Many union workers exposed to asbestos have been led to believe that they have no legal options once they are diagnosed with mesothelioma. That’s not true.
The St. Louis Labor Tribune, the country’s largest union newspaper at 90,000 paid subscribers, published an article in the May 5 edition informing their readers about this misconception. The Simmons Hanly Conroy, and myself, were featured in the article, titled “Decades later, asbestos still haunting union workers and families.”
Thousands of Missouri and Illinois trade workers have died from mesothelioma, and, as reporter Kevin Weaks wrote, “all they did was take a breath.”
So what do you do if you believe you’ve been exposed to asbestos? There are some precautionary steps that you can take.
First, educate yourself about asbestos and mesothelioma. It is a complicated topic and the Internet has just as much misinformation as it does correct information. Some reputable places to start include the Mesothelioma Applied Research Foundation andthe Asbestos Disease Awareness Organization. I’ve included additional links below to government studies and fact sheets.

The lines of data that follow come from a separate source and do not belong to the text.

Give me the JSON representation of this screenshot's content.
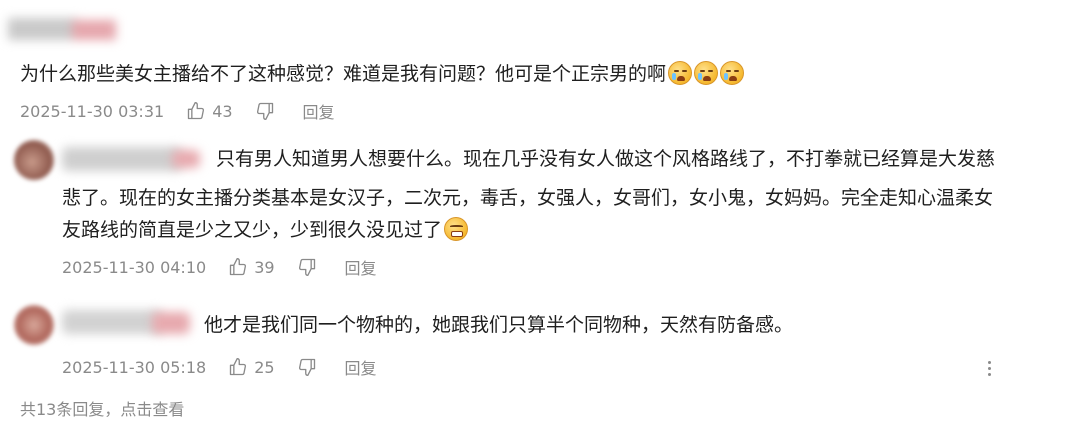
{
  "main_comment": {
    "text": "为什么那些美女主播给不了这种感觉？难道是我有问题？他可是个正宗男的啊",
    "emojis": [
      "crying-laughing-emoji",
      "crying-laughing-emoji",
      "crying-laughing-emoji"
    ],
    "time": "2025-11-30 03:31",
    "likes": "43",
    "reply_label": "回复"
  },
  "replies": [
    {
      "lines": [
        "只有男人知道男人想要什么。现在几乎没有女人做这个风格路线了，不打拳就已经算是大发慈",
        "悲了。现在的女主播分类基本是女汉子，二次元，毒舌，女强人，女哥们，女小鬼，女妈妈。完全走知心温柔女",
        "友路线的简直是少之又少，少到很久没见过了"
      ],
      "emoji": "grimacing-emoji",
      "time": "2025-11-30 04:10",
      "likes": "39",
      "reply_label": "回复"
    },
    {
      "lines": [
        "他才是我们同一个物种的，她跟我们只算半个同物种，天然有防备感。"
      ],
      "time": "2025-11-30 05:18",
      "likes": "25",
      "reply_label": "回复"
    }
  ],
  "footer": {
    "view_all": "共13条回复，点击查看"
  },
  "colors": {
    "text": "#1f1f1f",
    "meta": "#8a8a8a",
    "background": "#ffffff"
  }
}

Next, make a record of any of your potential past exposures. The Many companies knew about the dangers of asbestos. In the St. Louis area alone there are dozens of jobsites where asbestos exposure could have occurred. If you have records that you worked at a jobsite and used this product that contained asbestos, that’s important information.
Third, take that record to your doctor before you do anything else. Have an open conversation about your past exposure with him or her. They can help you evaluate your medical risk and make the best recommendations about what to do next.
Mesothelioma, while one of the more deadly consequences of asbestos exposure, is not the only illness linked to these exposures. Asbestos can increase your the risk of lung cancer, asbestosis, a noncancerous lung ailment, and other cancers, such as those of the larynx and kidneys.
No amount of money will give you back your health, and as firm partner Chris Guinn said in the above article, “We tell our clients that the most important thing is to focus on their treatment.”
Finally, consider your legal options. To learn more about the process of filing an asbestos lawsuit, I invite you to browse around our web site, starting with our mesothelioma and asbestos practice area section.